In this light, the actual point of these pregnancy stories—however we interpret their factual status—is a challenge to us all: to dare to hope, like Elizabeth and Mary, that the seemingly impossible is possible. They challenge us to align our lives around the “impossible possibilities” hidden in this present, pregnant moment.

The image of a virgin birth has other meanings as well. The leaders of ancient empires typically presented themselves as divine-human hybrids with superpowers. Pharaohs and Caesars were “sons of gods.” In them, the violent power of the gods was fused with the violent power of humans to create superhuman superviolence—which allowed them to create superpower nations. But here is God gently inviting—not coercing—a young woman to produce a child who will be known not for his violence but for his kindness.
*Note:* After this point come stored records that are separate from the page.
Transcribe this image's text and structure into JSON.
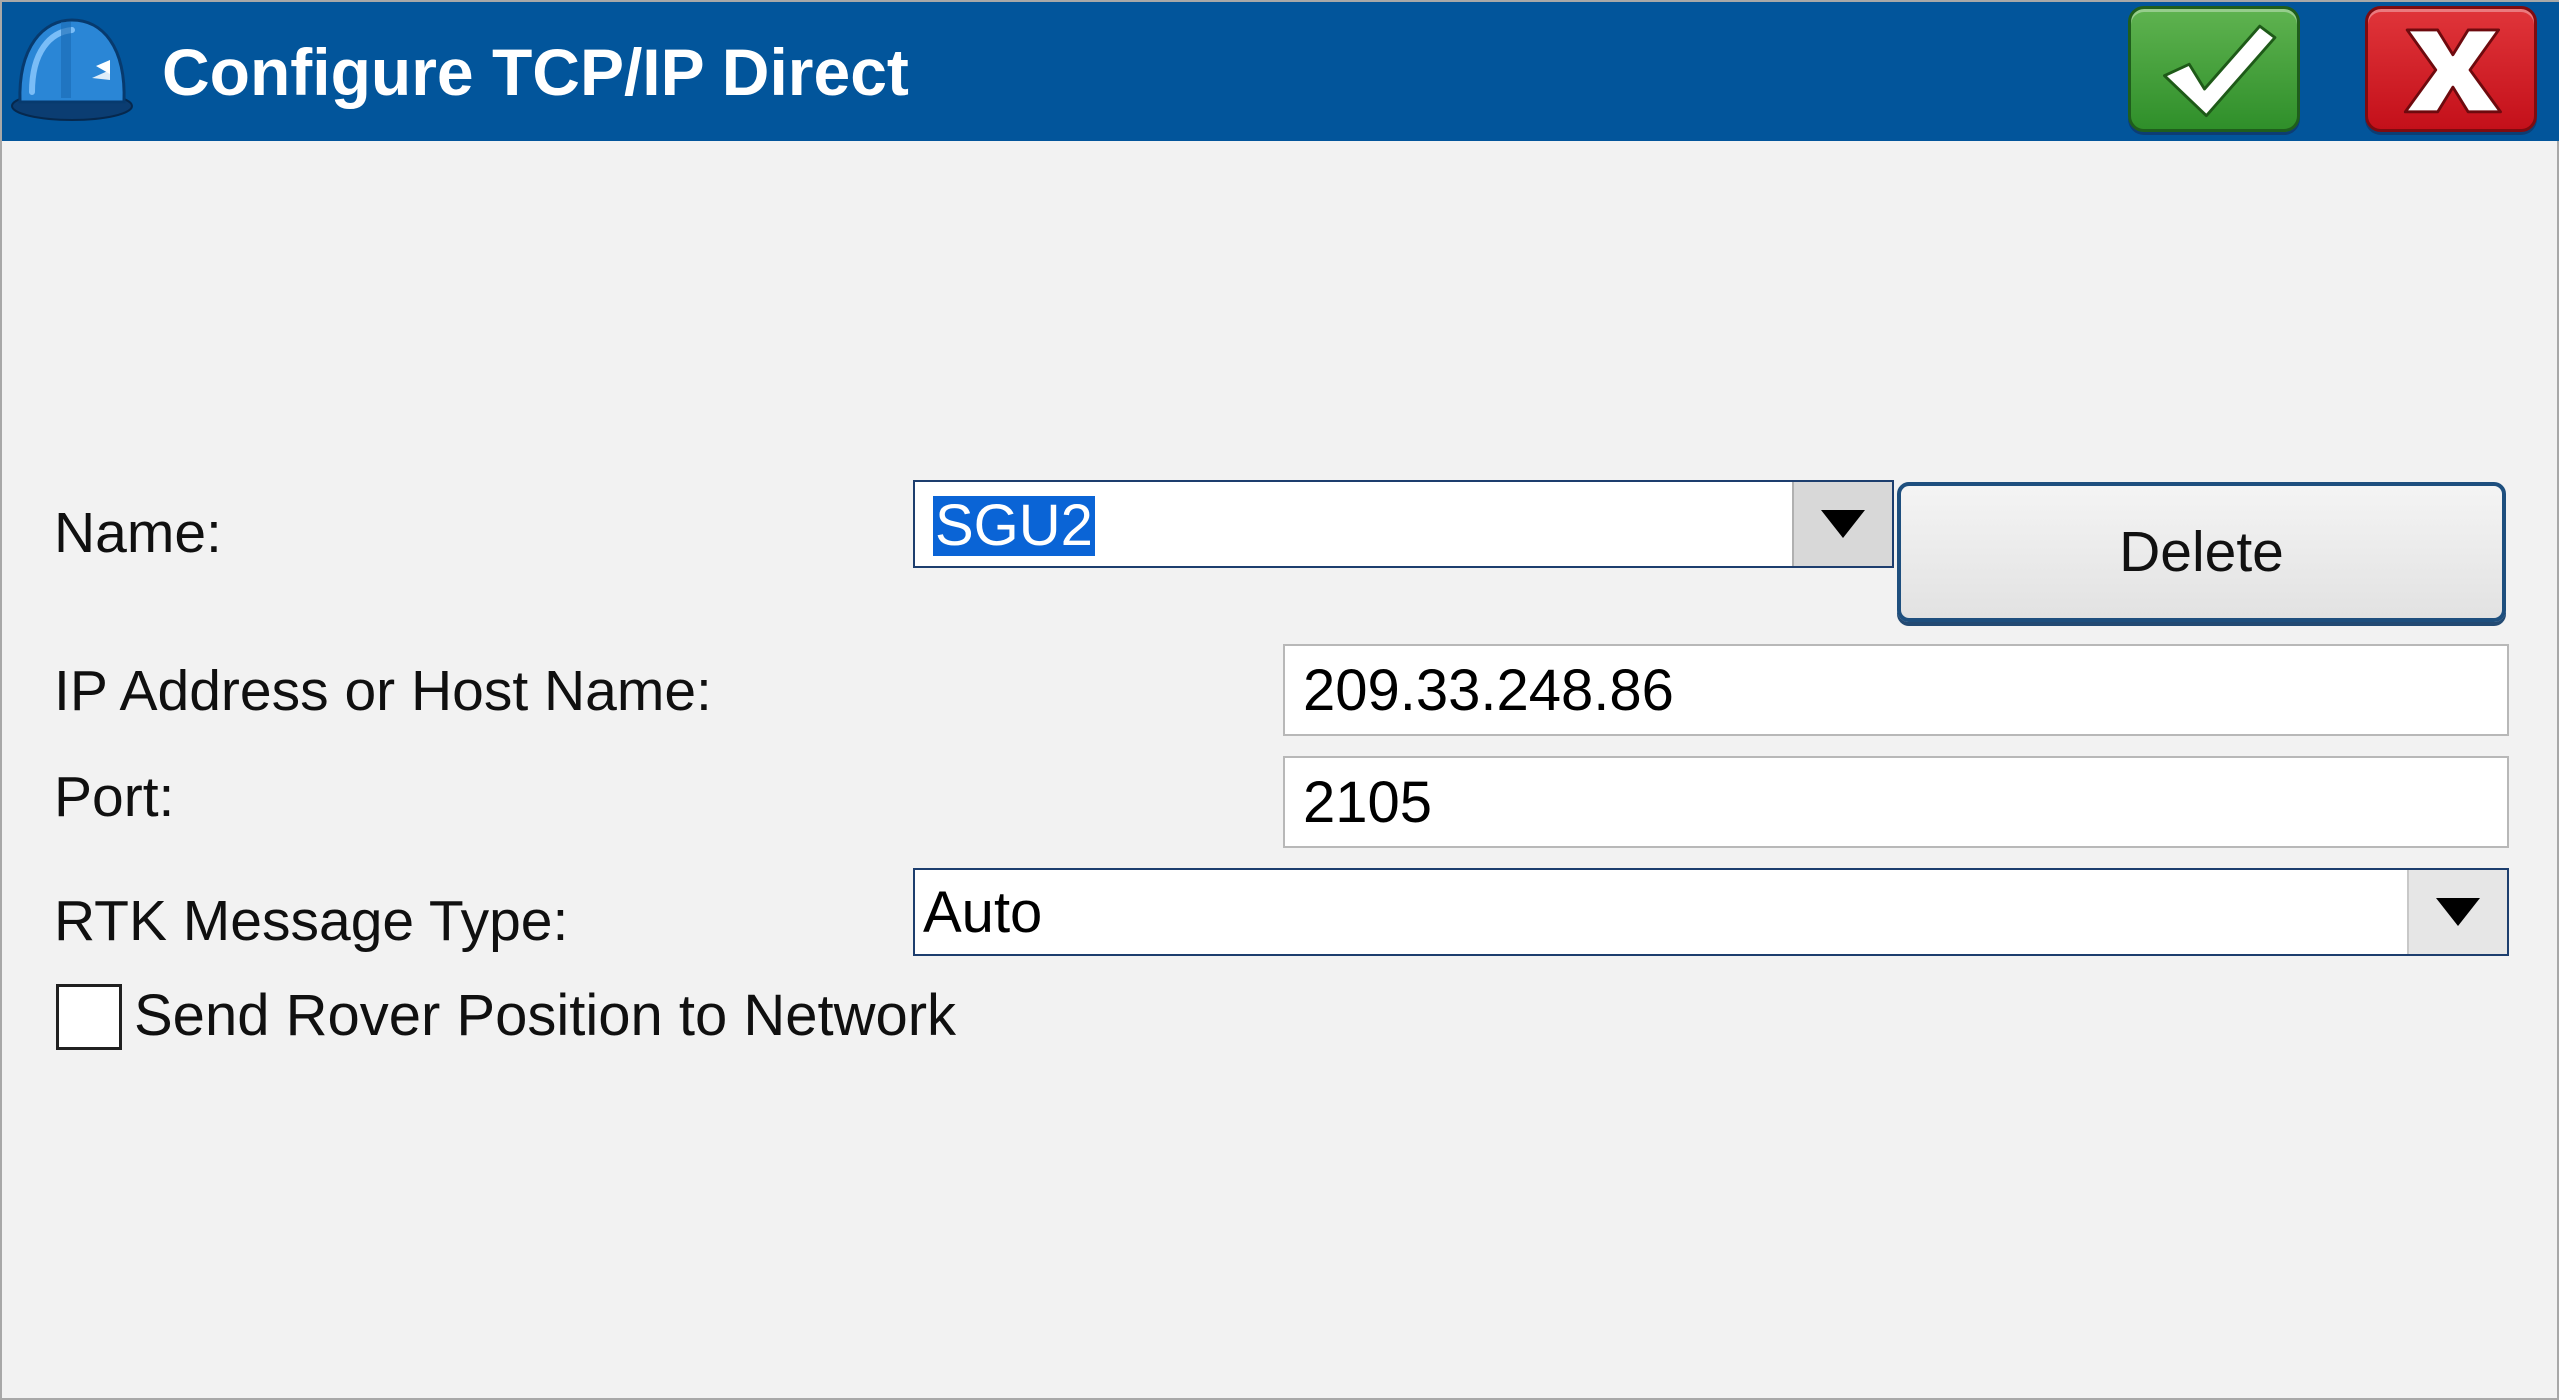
{
  "window": {
    "title": "Configure TCP/IP Direct"
  },
  "icons": {
    "app": "hard-hat-icon",
    "accept": "checkmark-icon",
    "cancel": "close-x-icon",
    "dropdown": "triangle-down-icon"
  },
  "colors": {
    "title_bar": "#02559b",
    "accept_button": "#3f9a35",
    "cancel_button": "#d0161f",
    "selection": "#0a64d6"
  },
  "form": {
    "name": {
      "label": "Name:",
      "value": "SGU2",
      "selected": true
    },
    "delete_button_label": "Delete",
    "ip": {
      "label": "IP Address or Host Name:",
      "value": "209.33.248.86"
    },
    "port": {
      "label": "Port:",
      "value": "2105"
    },
    "rtk_message_type": {
      "label": "RTK Message Type:",
      "value": "Auto"
    },
    "send_rover_position": {
      "label": "Send Rover Position to Network",
      "checked": false
    }
  }
}
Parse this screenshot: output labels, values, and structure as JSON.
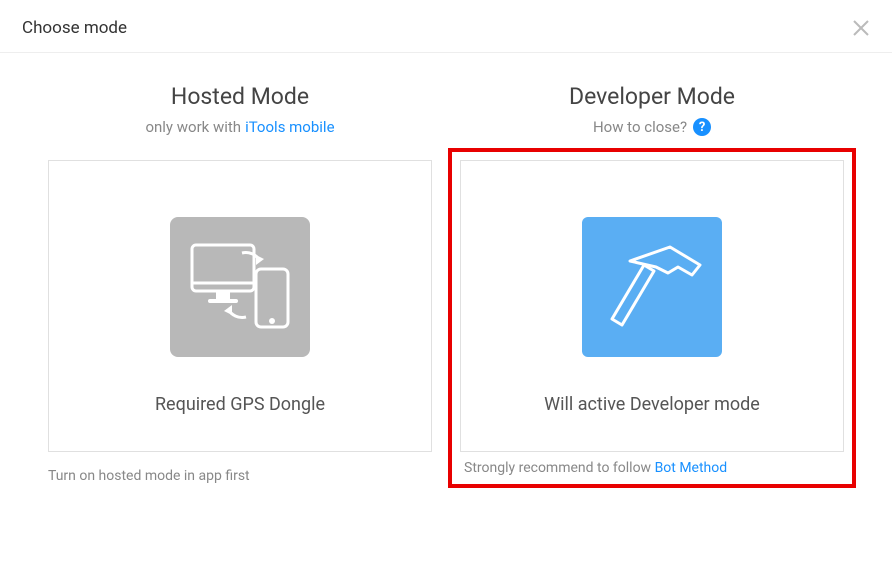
{
  "header": {
    "title": "Choose mode"
  },
  "hosted": {
    "title": "Hosted Mode",
    "subtitle_prefix": "only work with",
    "subtitle_link": "iTools mobile",
    "card_label": "Required GPS Dongle",
    "footer": "Turn on hosted mode in app first"
  },
  "developer": {
    "title": "Developer Mode",
    "subtitle": "How to close?",
    "card_label": "Will active Developer mode",
    "footer_prefix": "Strongly recommend to follow",
    "footer_link": "Bot Method"
  },
  "colors": {
    "accent": "#1890ff",
    "highlight": "#e80000",
    "gray_icon": "#b8b8b8",
    "blue_tile": "#5aaef3"
  }
}
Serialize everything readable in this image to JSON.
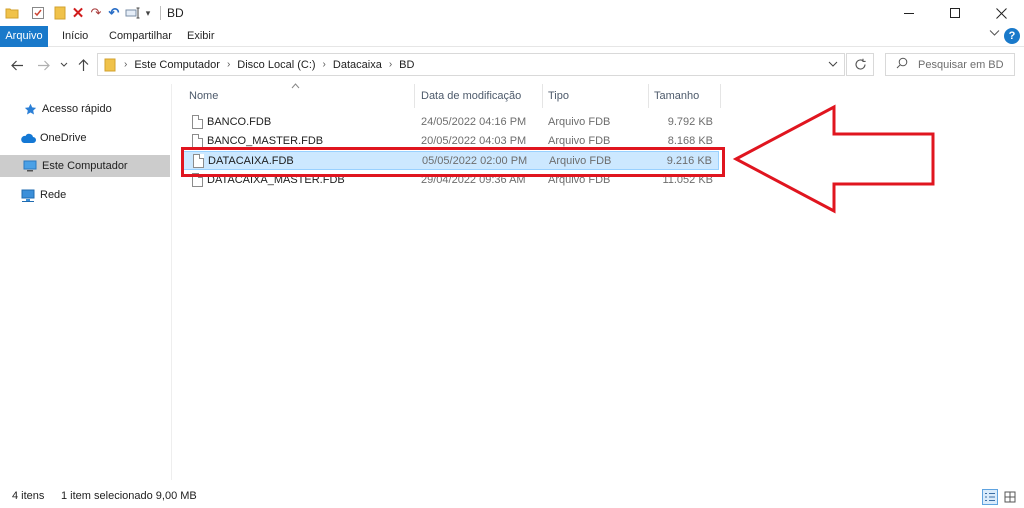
{
  "window": {
    "title": "BD",
    "controls": {
      "minimize": "—",
      "maximize": "☐",
      "close": "✕"
    }
  },
  "ribbon": {
    "tabs": [
      "Arquivo",
      "Início",
      "Compartilhar",
      "Exibir"
    ],
    "help": "?"
  },
  "nav": {
    "breadcrumbs": [
      "Este Computador",
      "Disco Local (C:)",
      "Datacaixa",
      "BD"
    ],
    "search_placeholder": "Pesquisar em BD"
  },
  "sidebar": {
    "items": [
      {
        "label": "Acesso rápido",
        "icon": "star-icon"
      },
      {
        "label": "OneDrive",
        "icon": "cloud-icon"
      },
      {
        "label": "Este Computador",
        "icon": "computer-icon",
        "selected": true
      },
      {
        "label": "Rede",
        "icon": "network-icon"
      }
    ]
  },
  "filelist": {
    "columns": [
      "Nome",
      "Data de modificação",
      "Tipo",
      "Tamanho"
    ],
    "rows": [
      {
        "name": "BANCO.FDB",
        "date": "24/05/2022 04:16 PM",
        "type": "Arquivo FDB",
        "size": "9.792 KB",
        "selected": false
      },
      {
        "name": "BANCO_MASTER.FDB",
        "date": "20/05/2022 04:03 PM",
        "type": "Arquivo FDB",
        "size": "8.168 KB",
        "selected": false
      },
      {
        "name": "DATACAIXA.FDB",
        "date": "05/05/2022 02:00 PM",
        "type": "Arquivo FDB",
        "size": "9.216 KB",
        "selected": true
      },
      {
        "name": "DATACAIXA_MASTER.FDB",
        "date": "29/04/2022 09:36 AM",
        "type": "Arquivo FDB",
        "size": "11.052 KB",
        "selected": false
      }
    ]
  },
  "status": {
    "count": "4 itens",
    "selection": "1 item selecionado  9,00 MB"
  },
  "colors": {
    "accent": "#1979ca",
    "selection_bg": "#cce8ff",
    "annotation_red": "#e0151f"
  }
}
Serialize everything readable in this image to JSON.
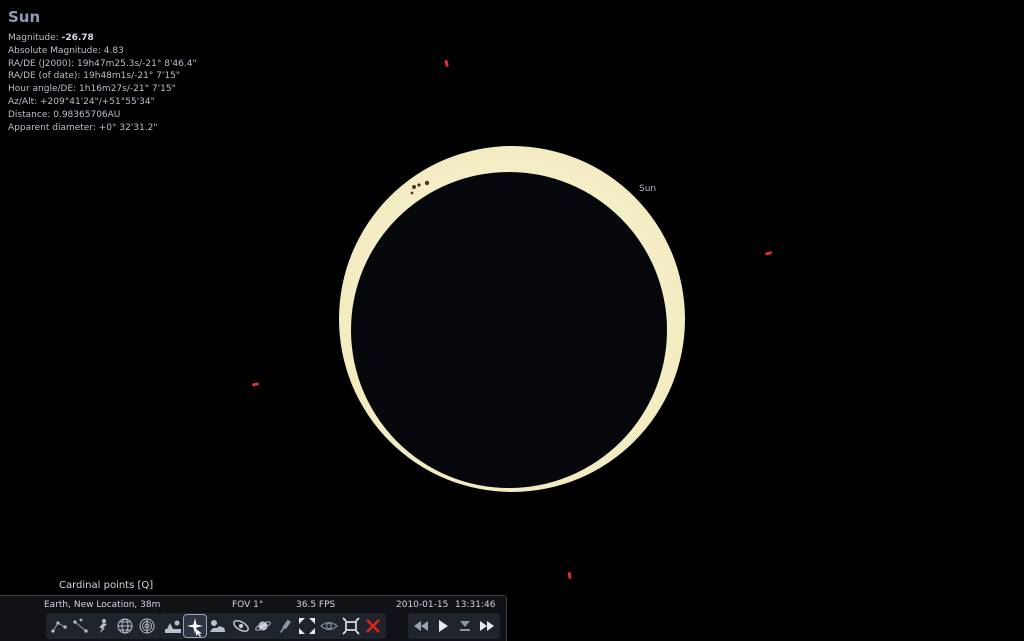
{
  "object": {
    "name": "Sun",
    "magnitude_label": "Magnitude:",
    "magnitude_value": "-26.78",
    "absolute_magnitude": "Absolute Magnitude: 4.83",
    "radec_j2000": "RA/DE (J2000): 19h47m25.3s/-21° 8'46.4\"",
    "radec_date": "RA/DE (of date): 19h48m1s/-21° 7'15\"",
    "hour_angle": "Hour angle/DE: 1h16m27s/-21° 7'15\"",
    "az_alt": "Az/Alt: +209°41'24\"/+51°55'34\"",
    "distance": "Distance: 0.98365706AU",
    "apparent_diameter": "Apparent diameter: +0° 32'31.2\""
  },
  "sky": {
    "sun_label": "Sun",
    "sun_color": "#fdf8d8",
    "moon_color": "#06070a",
    "marker_color": "#e0302a"
  },
  "tooltip": "Cardinal points  [Q]",
  "status": {
    "location": "Earth, New Location, 38m",
    "fov": "FOV 1°",
    "fps": "36.5 FPS",
    "date": "2010-01-15",
    "time": "13:31:46"
  },
  "toolbar": {
    "buttons": [
      "constellation-lines-icon",
      "constellation-names-icon",
      "constellation-art-icon",
      "equatorial-grid-icon",
      "azimuthal-grid-icon",
      "ground-icon",
      "cardinal-points-icon",
      "atmosphere-icon",
      "nebulae-icon",
      "planet-hints-icon",
      "equatorial-mount-icon",
      "center-selected-icon",
      "night-mode-icon",
      "fullscreen-icon",
      "quit-icon",
      "rewind-icon",
      "play-icon",
      "now-icon",
      "fast-forward-icon"
    ]
  }
}
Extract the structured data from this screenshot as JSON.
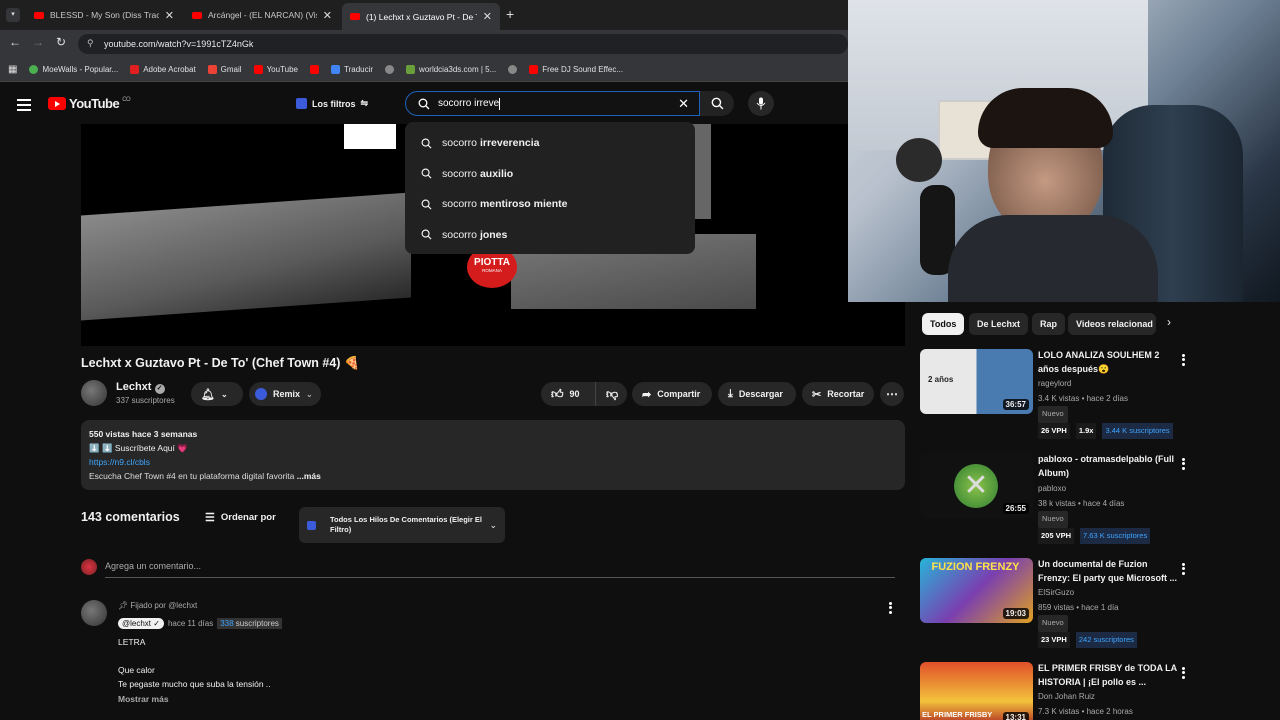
{
  "browser": {
    "tabs": [
      {
        "title": "BLESSD - My Son (Diss Track fo",
        "active": false
      },
      {
        "title": "Arcángel - (EL NARCAN) (Visua",
        "active": false
      },
      {
        "title": "(1) Lechxt x Guztavo Pt - De To",
        "active": true
      }
    ],
    "url": "youtube.com/watch?v=1991cTZ4nGk",
    "bookmarks": [
      "MoeWalls - Popular...",
      "Adobe Acrobat",
      "Gmail",
      "YouTube",
      "",
      "Traducir",
      "",
      "worldcia3ds.com | 5...",
      "",
      "Free DJ Sound Effec..."
    ]
  },
  "header": {
    "logo": "YouTube",
    "country": "CO",
    "filters_label": "Los filtros",
    "search_value": "socorro irreve"
  },
  "suggestions": [
    {
      "prefix": "socorro ",
      "bold": "irreverencia"
    },
    {
      "prefix": "socorro ",
      "bold": "auxilio"
    },
    {
      "prefix": "socorro ",
      "bold": "mentiroso miente"
    },
    {
      "prefix": "socorro ",
      "bold": "jones"
    }
  ],
  "video": {
    "overlay_logo": "PIOTTA",
    "overlay_sub": "ROMANA",
    "title": "Lechxt x Guztavo Pt - De To' (Chef Town #4) 🍕",
    "channel": "Lechxt",
    "subscribers": "337 suscriptores",
    "remix_label": "Remix",
    "likes": "90",
    "share_label": "Compartir",
    "download_label": "Descargar",
    "clip_label": "Recortar"
  },
  "description": {
    "stats": "550 vistas  hace 3 semanas",
    "line1": "⬇️ ⬇️ Suscríbete Aquí 💗",
    "link": "https://n9.cl/cbls",
    "line3": "Escucha Chef Town #4 en tu plataforma digital favorita",
    "more": "...más"
  },
  "comments": {
    "count": "143 comentarios",
    "sort_label": "Ordenar por",
    "filter_label": "Todos Los Hilos De Comentarios (Elegir El Filtro)",
    "add_placeholder": "Agrega un comentario...",
    "pinned_label": "Fijado por @lechxt",
    "author": "@lechxt",
    "time": "hace 11 días",
    "author_subs": "338",
    "author_subs_label": "suscriptores",
    "body_line1": "LETRA",
    "body_line2": "Que calor",
    "body_line3": "Te pegaste mucho que suba la tensión ..",
    "show_more": "Mostrar más"
  },
  "sidebar": {
    "chips": [
      "Todos",
      "De Lechxt",
      "Rap",
      "Videos relacionad"
    ],
    "videos": [
      {
        "title": "LOLO ANALIZA SOULHEM 2 años después😮",
        "channel": "rageylord",
        "views": "3.4 K vistas • hace 2 días",
        "badge": "Nuevo",
        "duration": "36:57",
        "vph": "26 VPH",
        "ratio": "1.9x",
        "subs": "3.44 K suscriptores",
        "thumb_text": "2 años"
      },
      {
        "title": "pabloxo - otramasdelpablo (Full Album)",
        "channel": "pabloxo",
        "views": "38 k vistas • hace 4 días",
        "badge": "Nuevo",
        "duration": "26:55",
        "vph": "205 VPH",
        "ratio": "",
        "subs": "7.63 K suscriptores",
        "thumb_text": ""
      },
      {
        "title": "Un documental de Fuzion Frenzy: El party que Microsoft ...",
        "channel": "ElSirGuzo",
        "views": "859 vistas • hace 1 día",
        "badge": "Nuevo",
        "duration": "19:03",
        "vph": "23 VPH",
        "ratio": "",
        "subs": "242 suscriptores",
        "thumb_text": "FUZION FRENZY"
      },
      {
        "title": "EL PRIMER FRISBY de TODA LA HISTORIA | ¡El pollo es ...",
        "channel": "Don Johan Ruiz",
        "views": "7.3 K vistas • hace 2 horas",
        "badge": "",
        "duration": "13:31",
        "vph": "",
        "ratio": "",
        "subs": "",
        "thumb_text": "EL PRIMER FRISBY"
      }
    ]
  }
}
This is a different kind of leader entirely—one who doesn’t rule with the masculine power of swords and spears, but with a mother’s sense of justice and compassion.

In Luke’s telling of the birth of Jesus, God aligns with the creative feminine power of womanhood rather than the violent masculine power of statehood. The doctrine of the virgin birth, it turns out, isn’t about bypassing sex but about subverting violence. The violent power of top-down patriarchy is subverted not by counterviolence but by the creative power of pregnancy. It is through what proud men have considered “the weaker sex” that God’s true power enters and changes the world. That, it turns out, is exactly what Mary understood the messenger to be saying:

God has looked with favor on the lowliness of his servant…scattered the proud…brought down the powerful…lifted up the lowly…filled the hungry with good things, and sent the rich away empty. (Luke 1:48, 51, 52, 53)

So Mary presents herself to the Holy Spirit to receive and cooperate with God’s creative power. She surrenders and receives, she nurtures and gives her all…because she dares to believe the impossible is possible. Her son Jesus will consistently model her self-surrender and receptivity to God, and he will consistently prefer the insightful kindness of motherhood to the violent blindness of statehood.

That’s what it means to be alive in the adventure of Jesus. We present ourselves to God—our bodies, our stories, our futures, our possibilities, even our limitations. “Here I am,” we say with Mary, “the Lord’s servant. Let it be with me according to your will.”